5 Minutes with Jenny Worton | Prince Charming

We spoke to Prince Charming writer Jenny Worton about how she wrote our new show which re-imagines the fairy-tale character we all know so well.

What was your starting point when beginning to write Prince Charming?

I love the way that young children deal democratically with their problems. So, the problem of a lost vital piece of Lego sits right next to the problem of why do I one day have to die? As a parent I find this dizzying and delightful. It leads me to think about the way I view my own anxieties, and about how easily I persuade myself that they are reasonable… when in fact, I’ve just become more sophisticated in the way I articulate the very things I worried about as a child!

The emotional equality that children bring to their worries is also rich ground for comedy. It allowed me to take a profoundly absurd anxiety, such as Prince Charming’s fear of the Bermuda Triangle, and give it real dramatic stakes. I wanted to meet children on their own ground. So if the Bermuda Triangle is as much a problem as the question ‘why do I exist’ then let’s give both equal treatment. I hope the play gives genuine credence to both, whilst lovingly mocking them in equal measure.

Finally, I wanted to write something about the expectations inadvertently placed on children. I suppose, thanks to the fact I have three boys, I was drawn to the archetype of Prince Charming because it sums up the impossible qualities narrative entertainment often imposes on boys. (My goodness, there’s a whole cycle of plays I’d like to write for girls!) I liked the idea of subverting the archetype, in the hope it might free us from the expectations.

Prince Charming struggles with anxiety in the play. How did you go about making this subject accessible and fun for children to watch?

Comedy and music. That’s it.

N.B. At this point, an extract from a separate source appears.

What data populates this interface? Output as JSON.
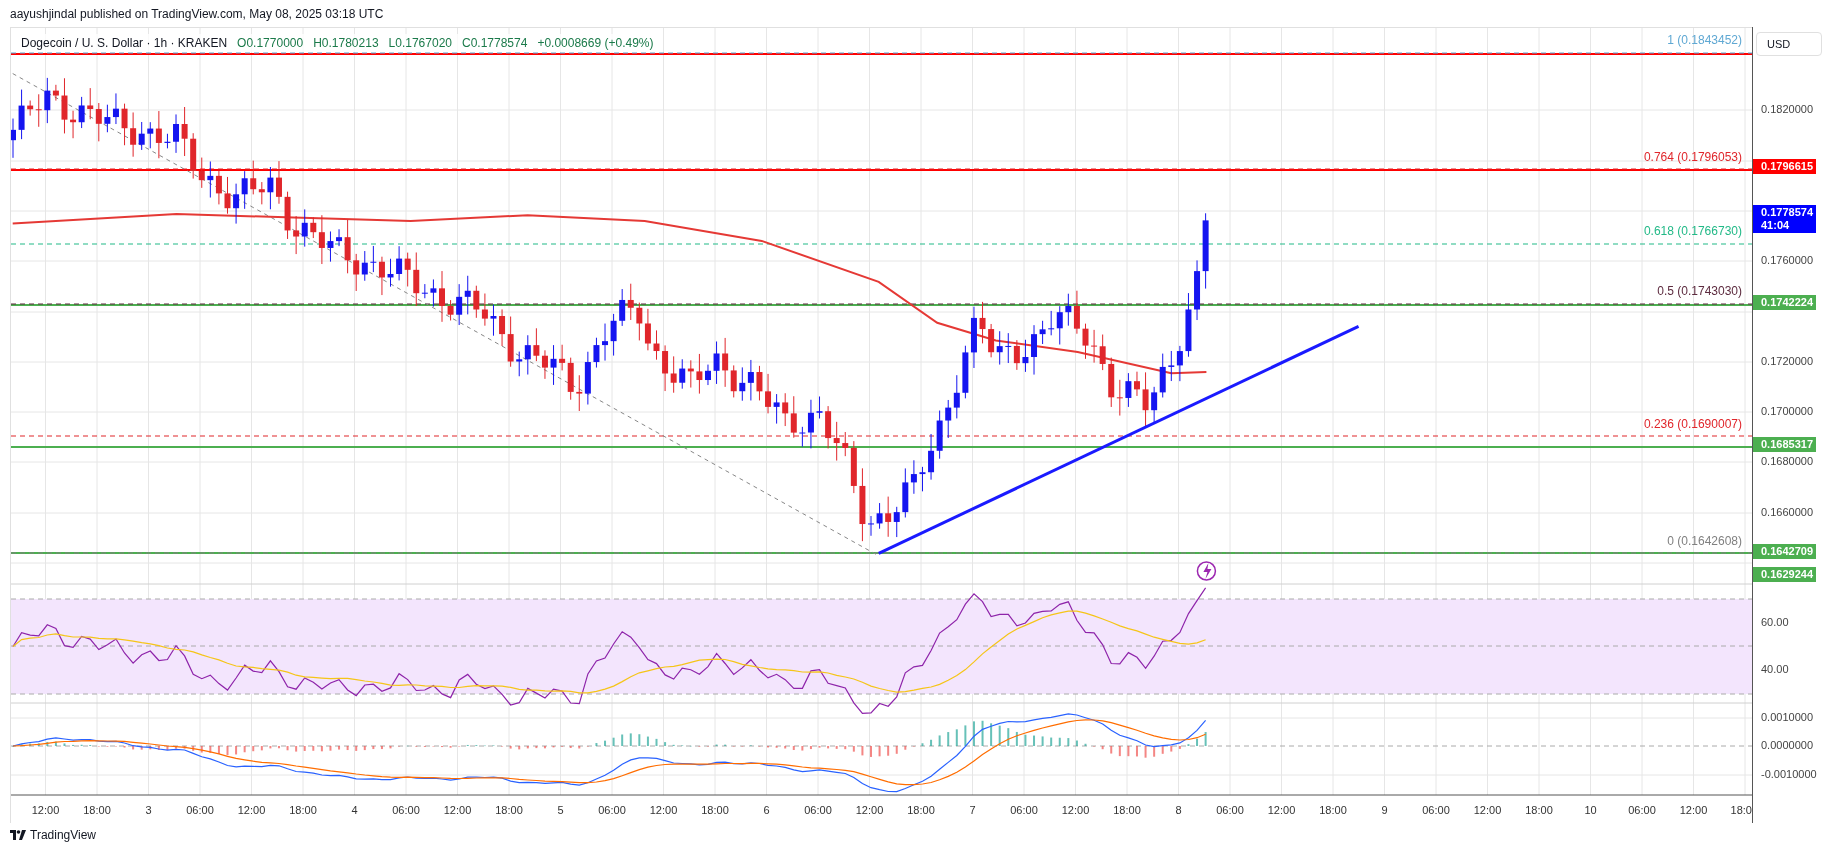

No, there’s way more to say than that. A great story. A story is just a useful vehicle for a writer to talk about the things they want to talk about. The better your vehicle, the more fun your audience has, the more attention they give you, the more your theme may resonate (I hope… I’m not really in charge of that bit).

Comedy and music are part of that vehicle too. Music and lyrics can cut to the quick of a universal truth in a way that if you did it with dialogue, it would feel eggy. And music is accessible and emotionally resonant in a way that language sometimes fails to be. I think an infectious beat brings people together in recognition, and a wonderful melody is transcendent. Music can achieve brief social cohesion and it works across ages, and that’s very useful in theatre.

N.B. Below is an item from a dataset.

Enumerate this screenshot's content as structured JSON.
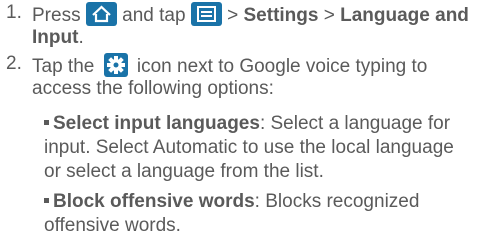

Going to the theatre is about a live communal experience. You temporarily throw off your separateness to sit in the dark with other people who have done the same thing. I’m not sure anything brings me quicker to common ground with another person than laughing with them. In a play called Comedians, by playwright Trevor Griffiths, one of the characters talks about comedy as not merely relieving tension, but as liberating the will and changing the situation. Comedy should be about truth, and it should (sometimes) be brave enough to be about painful truth.

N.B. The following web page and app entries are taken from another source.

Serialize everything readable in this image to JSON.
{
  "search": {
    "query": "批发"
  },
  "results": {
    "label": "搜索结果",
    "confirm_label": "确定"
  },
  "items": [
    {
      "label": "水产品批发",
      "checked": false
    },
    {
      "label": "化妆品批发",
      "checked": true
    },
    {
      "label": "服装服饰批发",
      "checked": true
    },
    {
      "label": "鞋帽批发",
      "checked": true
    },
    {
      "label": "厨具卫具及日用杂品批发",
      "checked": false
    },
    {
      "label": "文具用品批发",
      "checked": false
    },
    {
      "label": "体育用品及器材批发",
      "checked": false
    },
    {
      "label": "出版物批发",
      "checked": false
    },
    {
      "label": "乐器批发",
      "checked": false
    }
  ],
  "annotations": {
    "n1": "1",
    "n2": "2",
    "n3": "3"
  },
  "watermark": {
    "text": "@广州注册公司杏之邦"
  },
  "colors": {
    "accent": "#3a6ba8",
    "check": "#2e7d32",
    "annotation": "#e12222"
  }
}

What do you hope children and families take away from Prince Charming?

Worry is something that unites us; not being sure why we’re here or how long we’re here for is part of the human condition. As are all the other particular, myriad and bizarre things we each worry about. You don’t have to a hero and keep these things to yourself. There is comfort in knowing we are all in this together.

I don’t want to suggest there are answers to anyone’s anxieties, instead I’d like audiences to think there might be strange and interesting ways to look again at worry; to honour it, and to find ways to challenge and laugh at it too.

Prince Charming is scared of all sorts of things, from quicksand to lightning. What were you afraid of as a child?

Sadly, just as I said, exactly the same things I’m afraid of as an adult: flying and death. But then I never had a Fairy Godmother to help me out.

How did you become a playwright?

I’m still becoming one.

Prince Charming is on at Little Angel Theatre until 7 April. For more information and tickets, click here.